* Task prompt *
Your task is to set down the records below again, exactly.

Start of Supplied entries

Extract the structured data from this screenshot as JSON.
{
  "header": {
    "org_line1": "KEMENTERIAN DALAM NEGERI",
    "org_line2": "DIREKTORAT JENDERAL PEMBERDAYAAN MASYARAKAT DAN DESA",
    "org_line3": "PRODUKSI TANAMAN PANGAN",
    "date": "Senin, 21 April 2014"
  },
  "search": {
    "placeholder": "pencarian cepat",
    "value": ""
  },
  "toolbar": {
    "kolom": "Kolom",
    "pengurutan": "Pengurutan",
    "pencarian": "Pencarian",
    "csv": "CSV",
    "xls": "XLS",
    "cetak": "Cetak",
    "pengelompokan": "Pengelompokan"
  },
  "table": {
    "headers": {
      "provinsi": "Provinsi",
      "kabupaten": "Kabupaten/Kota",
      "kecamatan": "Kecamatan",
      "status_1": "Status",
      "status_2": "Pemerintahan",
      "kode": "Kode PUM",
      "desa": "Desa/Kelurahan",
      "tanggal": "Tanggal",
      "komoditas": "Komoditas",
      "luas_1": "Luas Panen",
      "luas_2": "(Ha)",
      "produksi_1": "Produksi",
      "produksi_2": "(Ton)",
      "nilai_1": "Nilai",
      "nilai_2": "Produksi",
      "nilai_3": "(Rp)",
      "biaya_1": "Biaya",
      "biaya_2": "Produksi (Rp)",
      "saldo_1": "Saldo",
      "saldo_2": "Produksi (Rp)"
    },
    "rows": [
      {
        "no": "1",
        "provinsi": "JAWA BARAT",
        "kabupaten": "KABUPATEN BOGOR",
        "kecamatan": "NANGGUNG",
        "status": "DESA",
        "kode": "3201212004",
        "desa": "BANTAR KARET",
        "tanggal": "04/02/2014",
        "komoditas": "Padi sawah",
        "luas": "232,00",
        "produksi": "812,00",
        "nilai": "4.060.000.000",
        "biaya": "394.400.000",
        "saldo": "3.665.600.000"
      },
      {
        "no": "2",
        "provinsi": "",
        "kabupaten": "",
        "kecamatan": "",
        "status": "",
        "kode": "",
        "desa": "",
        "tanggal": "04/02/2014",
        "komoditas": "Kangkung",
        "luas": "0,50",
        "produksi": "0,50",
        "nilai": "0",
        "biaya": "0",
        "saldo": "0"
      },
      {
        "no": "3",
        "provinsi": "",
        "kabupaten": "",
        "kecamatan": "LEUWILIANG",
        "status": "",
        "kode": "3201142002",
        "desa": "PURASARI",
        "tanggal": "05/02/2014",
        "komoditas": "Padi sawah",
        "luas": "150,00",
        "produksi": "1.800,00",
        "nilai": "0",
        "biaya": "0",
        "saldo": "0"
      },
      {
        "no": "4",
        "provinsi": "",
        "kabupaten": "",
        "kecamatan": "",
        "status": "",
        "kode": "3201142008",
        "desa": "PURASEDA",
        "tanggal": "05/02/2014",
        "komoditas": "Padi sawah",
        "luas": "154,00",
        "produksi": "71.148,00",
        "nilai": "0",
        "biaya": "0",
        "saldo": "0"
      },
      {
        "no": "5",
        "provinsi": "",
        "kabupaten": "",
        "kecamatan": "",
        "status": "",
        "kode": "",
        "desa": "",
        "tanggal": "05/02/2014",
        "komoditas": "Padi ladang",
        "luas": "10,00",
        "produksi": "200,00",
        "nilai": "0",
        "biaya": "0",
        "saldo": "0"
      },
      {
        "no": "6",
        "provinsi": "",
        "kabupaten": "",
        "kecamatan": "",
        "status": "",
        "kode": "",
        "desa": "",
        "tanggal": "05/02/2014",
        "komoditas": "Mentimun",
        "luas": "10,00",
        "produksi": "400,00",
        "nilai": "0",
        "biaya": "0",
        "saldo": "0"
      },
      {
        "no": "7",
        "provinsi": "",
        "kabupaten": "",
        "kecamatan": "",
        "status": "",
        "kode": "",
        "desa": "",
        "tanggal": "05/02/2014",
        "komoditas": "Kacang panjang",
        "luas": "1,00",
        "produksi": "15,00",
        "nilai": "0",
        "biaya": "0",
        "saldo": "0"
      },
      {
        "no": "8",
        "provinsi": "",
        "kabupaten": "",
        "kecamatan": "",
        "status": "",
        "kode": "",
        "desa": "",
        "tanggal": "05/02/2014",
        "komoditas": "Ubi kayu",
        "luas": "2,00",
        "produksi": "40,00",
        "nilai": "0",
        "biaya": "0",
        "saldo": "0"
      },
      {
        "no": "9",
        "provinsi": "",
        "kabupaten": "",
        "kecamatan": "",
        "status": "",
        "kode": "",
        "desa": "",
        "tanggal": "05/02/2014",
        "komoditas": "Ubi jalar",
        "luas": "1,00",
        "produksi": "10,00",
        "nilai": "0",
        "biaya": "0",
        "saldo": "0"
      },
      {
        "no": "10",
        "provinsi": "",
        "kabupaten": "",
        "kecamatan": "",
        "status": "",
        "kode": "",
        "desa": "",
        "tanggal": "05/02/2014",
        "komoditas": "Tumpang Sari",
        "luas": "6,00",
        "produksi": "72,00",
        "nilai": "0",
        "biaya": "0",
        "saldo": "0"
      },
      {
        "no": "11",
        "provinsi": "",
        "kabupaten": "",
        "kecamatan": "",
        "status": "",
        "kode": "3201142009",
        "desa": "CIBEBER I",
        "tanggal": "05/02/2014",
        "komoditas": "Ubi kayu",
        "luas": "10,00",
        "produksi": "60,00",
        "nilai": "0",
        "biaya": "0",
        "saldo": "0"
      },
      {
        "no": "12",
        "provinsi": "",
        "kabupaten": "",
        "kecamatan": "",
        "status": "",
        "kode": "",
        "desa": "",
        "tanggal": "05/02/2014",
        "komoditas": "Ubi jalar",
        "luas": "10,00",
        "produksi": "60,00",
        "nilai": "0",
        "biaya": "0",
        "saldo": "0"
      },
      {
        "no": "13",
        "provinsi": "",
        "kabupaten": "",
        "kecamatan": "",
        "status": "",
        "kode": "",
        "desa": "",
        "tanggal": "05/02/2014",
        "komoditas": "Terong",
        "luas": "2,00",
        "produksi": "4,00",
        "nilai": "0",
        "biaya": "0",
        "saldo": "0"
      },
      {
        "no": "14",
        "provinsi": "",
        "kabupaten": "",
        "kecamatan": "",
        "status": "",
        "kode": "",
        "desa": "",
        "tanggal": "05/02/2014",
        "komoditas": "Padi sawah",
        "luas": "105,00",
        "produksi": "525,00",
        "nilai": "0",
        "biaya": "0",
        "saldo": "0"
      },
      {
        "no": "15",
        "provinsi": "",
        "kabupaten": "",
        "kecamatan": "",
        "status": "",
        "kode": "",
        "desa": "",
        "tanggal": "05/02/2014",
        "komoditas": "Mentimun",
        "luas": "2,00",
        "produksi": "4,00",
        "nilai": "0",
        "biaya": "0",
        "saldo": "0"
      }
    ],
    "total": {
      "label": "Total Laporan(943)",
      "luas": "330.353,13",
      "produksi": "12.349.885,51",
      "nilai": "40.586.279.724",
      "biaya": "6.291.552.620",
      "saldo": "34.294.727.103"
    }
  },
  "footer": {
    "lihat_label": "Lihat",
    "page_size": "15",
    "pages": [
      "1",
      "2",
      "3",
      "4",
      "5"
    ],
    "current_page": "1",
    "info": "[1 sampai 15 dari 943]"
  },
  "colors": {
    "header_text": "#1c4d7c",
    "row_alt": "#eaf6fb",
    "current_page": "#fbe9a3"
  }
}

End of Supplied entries

* Answer area *
Extract the structured data from this screenshot as JSON.
{
  "header": {
    "org_line1": "KEMENTERIAN DALAM NEGERI",
    "org_line2": "DIREKTORAT JENDERAL PEMBERDAYAAN MASYARAKAT DAN DESA",
    "org_line3": "PRODUKSI TANAMAN PANGAN",
    "date": "Senin, 21 April 2014"
  },
  "search": {
    "placeholder": "pencarian cepat",
    "value": ""
  },
  "toolbar": {
    "kolom": "Kolom",
    "pengurutan": "Pengurutan",
    "pencarian": "Pencarian",
    "csv": "CSV",
    "xls": "XLS",
    "cetak": "Cetak",
    "pengelompokan": "Pengelompokan"
  },
  "table": {
    "headers": {
      "provinsi": "Provinsi",
      "kabupaten": "Kabupaten/Kota",
      "kecamatan": "Kecamatan",
      "status_1": "Status",
      "status_2": "Pemerintahan",
      "kode": "Kode PUM",
      "desa": "Desa/Kelurahan",
      "tanggal": "Tanggal",
      "komoditas": "Komoditas",
      "luas_1": "Luas Panen",
      "luas_2": "(Ha)",
      "produksi_1": "Produksi",
      "produksi_2": "(Ton)",
      "nilai_1": "Nilai",
      "nilai_2": "Produksi",
      "nilai_3": "(Rp)",
      "biaya_1": "Biaya",
      "biaya_2": "Produksi (Rp)",
      "saldo_1": "Saldo",
      "saldo_2": "Produksi (Rp)"
    },
    "rows": [
      {
        "no": "1",
        "provinsi": "JAWA BARAT",
        "kabupaten": "KABUPATEN BOGOR",
        "kecamatan": "NANGGUNG",
        "status": "DESA",
        "kode": "3201212004",
        "desa": "BANTAR KARET",
        "tanggal": "04/02/2014",
        "komoditas": "Padi sawah",
        "luas": "232,00",
        "produksi": "812,00",
        "nilai": "4.060.000.000",
        "biaya": "394.400.000",
        "saldo": "3.665.600.000"
      },
      {
        "no": "2",
        "provinsi": "",
        "kabupaten": "",
        "kecamatan": "",
        "status": "",
        "kode": "",
        "desa": "",
        "tanggal": "04/02/2014",
        "komoditas": "Kangkung",
        "luas": "0,50",
        "produksi": "0,50",
        "nilai": "0",
        "biaya": "0",
        "saldo": "0"
      },
      {
        "no": "3",
        "provinsi": "",
        "kabupaten": "",
        "kecamatan": "LEUWILIANG",
        "status": "",
        "kode": "3201142002",
        "desa": "PURASARI",
        "tanggal": "05/02/2014",
        "komoditas": "Padi sawah",
        "luas": "150,00",
        "produksi": "1.800,00",
        "nilai": "0",
        "biaya": "0",
        "saldo": "0"
      },
      {
        "no": "4",
        "provinsi": "",
        "kabupaten": "",
        "kecamatan": "",
        "status": "",
        "kode": "3201142008",
        "desa": "PURASEDA",
        "tanggal": "05/02/2014",
        "komoditas": "Padi sawah",
        "luas": "154,00",
        "produksi": "71.148,00",
        "nilai": "0",
        "biaya": "0",
        "saldo": "0"
      },
      {
        "no": "5",
        "provinsi": "",
        "kabupaten": "",
        "kecamatan": "",
        "status": "",
        "kode": "",
        "desa": "",
        "tanggal": "05/02/2014",
        "komoditas": "Padi ladang",
        "luas": "10,00",
        "produksi": "200,00",
        "nilai": "0",
        "biaya": "0",
        "saldo": "0"
      },
      {
        "no": "6",
        "provinsi": "",
        "kabupaten": "",
        "kecamatan": "",
        "status": "",
        "kode": "",
        "desa": "",
        "tanggal": "05/02/2014",
        "komoditas": "Mentimun",
        "luas": "10,00",
        "produksi": "400,00",
        "nilai": "0",
        "biaya": "0",
        "saldo": "0"
      },
      {
        "no": "7",
        "provinsi": "",
        "kabupaten": "",
        "kecamatan": "",
        "status": "",
        "kode": "",
        "desa": "",
        "tanggal": "05/02/2014",
        "komoditas": "Kacang panjang",
        "luas": "1,00",
        "produksi": "15,00",
        "nilai": "0",
        "biaya": "0",
        "saldo": "0"
      },
      {
        "no": "8",
        "provinsi": "",
        "kabupaten": "",
        "kecamatan": "",
        "status": "",
        "kode": "",
        "desa": "",
        "tanggal": "05/02/2014",
        "komoditas": "Ubi kayu",
        "luas": "2,00",
        "produksi": "40,00",
        "nilai": "0",
        "biaya": "0",
        "saldo": "0"
      },
      {
        "no": "9",
        "provinsi": "",
        "kabupaten": "",
        "kecamatan": "",
        "status": "",
        "kode": "",
        "desa": "",
        "tanggal": "05/02/2014",
        "komoditas": "Ubi jalar",
        "luas": "1,00",
        "produksi": "10,00",
        "nilai": "0",
        "biaya": "0",
        "saldo": "0"
      },
      {
        "no": "10",
        "provinsi": "",
        "kabupaten": "",
        "kecamatan": "",
        "status": "",
        "kode": "",
        "desa": "",
        "tanggal": "05/02/2014",
        "komoditas": "Tumpang Sari",
        "luas": "6,00",
        "produksi": "72,00",
        "nilai": "0",
        "biaya": "0",
        "saldo": "0"
      },
      {
        "no": "11",
        "provinsi": "",
        "kabupaten": "",
        "kecamatan": "",
        "status": "",
        "kode": "3201142009",
        "desa": "CIBEBER I",
        "tanggal": "05/02/2014",
        "komoditas": "Ubi kayu",
        "luas": "10,00",
        "produksi": "60,00",
        "nilai": "0",
        "biaya": "0",
        "saldo": "0"
      },
      {
        "no": "12",
        "provinsi": "",
        "kabupaten": "",
        "kecamatan": "",
        "status": "",
        "kode": "",
        "desa": "",
        "tanggal": "05/02/2014",
        "komoditas": "Ubi jalar",
        "luas": "10,00",
        "produksi": "60,00",
        "nilai": "0",
        "biaya": "0",
        "saldo": "0"
      },
      {
        "no": "13",
        "provinsi": "",
        "kabupaten": "",
        "kecamatan": "",
        "status": "",
        "kode": "",
        "desa": "",
        "tanggal": "05/02/2014",
        "komoditas": "Terong",
        "luas": "2,00",
        "produksi": "4,00",
        "nilai": "0",
        "biaya": "0",
        "saldo": "0"
      },
      {
        "no": "14",
        "provinsi": "",
        "kabupaten": "",
        "kecamatan": "",
        "status": "",
        "kode": "",
        "desa": "",
        "tanggal": "05/02/2014",
        "komoditas": "Padi sawah",
        "luas": "105,00",
        "produksi": "525,00",
        "nilai": "0",
        "biaya": "0",
        "saldo": "0"
      },
      {
        "no": "15",
        "provinsi": "",
        "kabupaten": "",
        "kecamatan": "",
        "status": "",
        "kode": "",
        "desa": "",
        "tanggal": "05/02/2014",
        "komoditas": "Mentimun",
        "luas": "2,00",
        "produksi": "4,00",
        "nilai": "0",
        "biaya": "0",
        "saldo": "0"
      }
    ],
    "total": {
      "label": "Total Laporan(943)",
      "luas": "330.353,13",
      "produksi": "12.349.885,51",
      "nilai": "40.586.279.724",
      "biaya": "6.291.552.620",
      "saldo": "34.294.727.103"
    }
  },
  "footer": {
    "lihat_label": "Lihat",
    "page_size": "15",
    "pages": [
      "1",
      "2",
      "3",
      "4",
      "5"
    ],
    "current_page": "1",
    "info": "[1 sampai 15 dari 943]"
  },
  "colors": {
    "header_text": "#1c4d7c",
    "row_alt": "#eaf6fb",
    "current_page": "#fbe9a3"
  }
}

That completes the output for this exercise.